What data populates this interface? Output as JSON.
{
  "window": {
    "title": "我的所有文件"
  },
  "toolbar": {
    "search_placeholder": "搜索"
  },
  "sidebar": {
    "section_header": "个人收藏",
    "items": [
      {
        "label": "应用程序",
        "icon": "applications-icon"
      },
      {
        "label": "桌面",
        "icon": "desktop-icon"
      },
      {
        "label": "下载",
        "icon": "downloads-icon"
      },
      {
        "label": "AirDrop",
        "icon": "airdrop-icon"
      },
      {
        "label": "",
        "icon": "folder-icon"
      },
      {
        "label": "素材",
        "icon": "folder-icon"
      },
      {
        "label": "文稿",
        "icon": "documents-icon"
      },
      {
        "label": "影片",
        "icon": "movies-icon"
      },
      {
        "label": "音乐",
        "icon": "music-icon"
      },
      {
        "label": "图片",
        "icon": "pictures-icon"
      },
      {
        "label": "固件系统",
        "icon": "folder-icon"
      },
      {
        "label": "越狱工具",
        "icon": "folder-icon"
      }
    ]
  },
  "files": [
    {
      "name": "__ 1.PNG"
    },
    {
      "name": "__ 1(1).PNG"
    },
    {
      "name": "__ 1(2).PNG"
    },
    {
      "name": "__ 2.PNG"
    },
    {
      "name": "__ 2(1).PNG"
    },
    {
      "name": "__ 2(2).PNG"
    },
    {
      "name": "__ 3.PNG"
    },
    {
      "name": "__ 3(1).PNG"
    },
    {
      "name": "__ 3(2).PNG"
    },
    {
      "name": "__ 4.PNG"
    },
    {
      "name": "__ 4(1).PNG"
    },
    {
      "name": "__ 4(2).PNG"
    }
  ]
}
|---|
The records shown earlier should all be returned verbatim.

What data populates this interface? Output as JSON.
{
  "window": {
    "title": "我的所有文件"
  },
  "toolbar": {
    "search_placeholder": "搜索"
  },
  "sidebar": {
    "section_header": "个人收藏",
    "items": [
      {
        "label": "应用程序",
        "icon": "applications-icon"
      },
      {
        "label": "桌面",
        "icon": "desktop-icon"
      },
      {
        "label": "下载",
        "icon": "downloads-icon"
      },
      {
        "label": "AirDrop",
        "icon": "airdrop-icon"
      },
      {
        "label": "",
        "icon": "folder-icon"
      },
      {
        "label": "素材",
        "icon": "folder-icon"
      },
      {
        "label": "文稿",
        "icon": "documents-icon"
      },
      {
        "label": "影片",
        "icon": "movies-icon"
      },
      {
        "label": "音乐",
        "icon": "music-icon"
      },
      {
        "label": "图片",
        "icon": "pictures-icon"
      },
      {
        "label": "固件系统",
        "icon": "folder-icon"
      },
      {
        "label": "越狱工具",
        "icon": "folder-icon"
      }
    ]
  },
  "files": [
    {
      "name": "__ 1.PNG"
    },
    {
      "name": "__ 1(1).PNG"
    },
    {
      "name": "__ 1(2).PNG"
    },
    {
      "name": "__ 2.PNG"
    },
    {
      "name": "__ 2(1).PNG"
    },
    {
      "name": "__ 2(2).PNG"
    },
    {
      "name": "__ 3.PNG"
    },
    {
      "name": "__ 3(1).PNG"
    },
    {
      "name": "__ 3(2).PNG"
    },
    {
      "name": "__ 4.PNG"
    },
    {
      "name": "__ 4(1).PNG"
    },
    {
      "name": "__ 4(2).PNG"
    }
  ]
}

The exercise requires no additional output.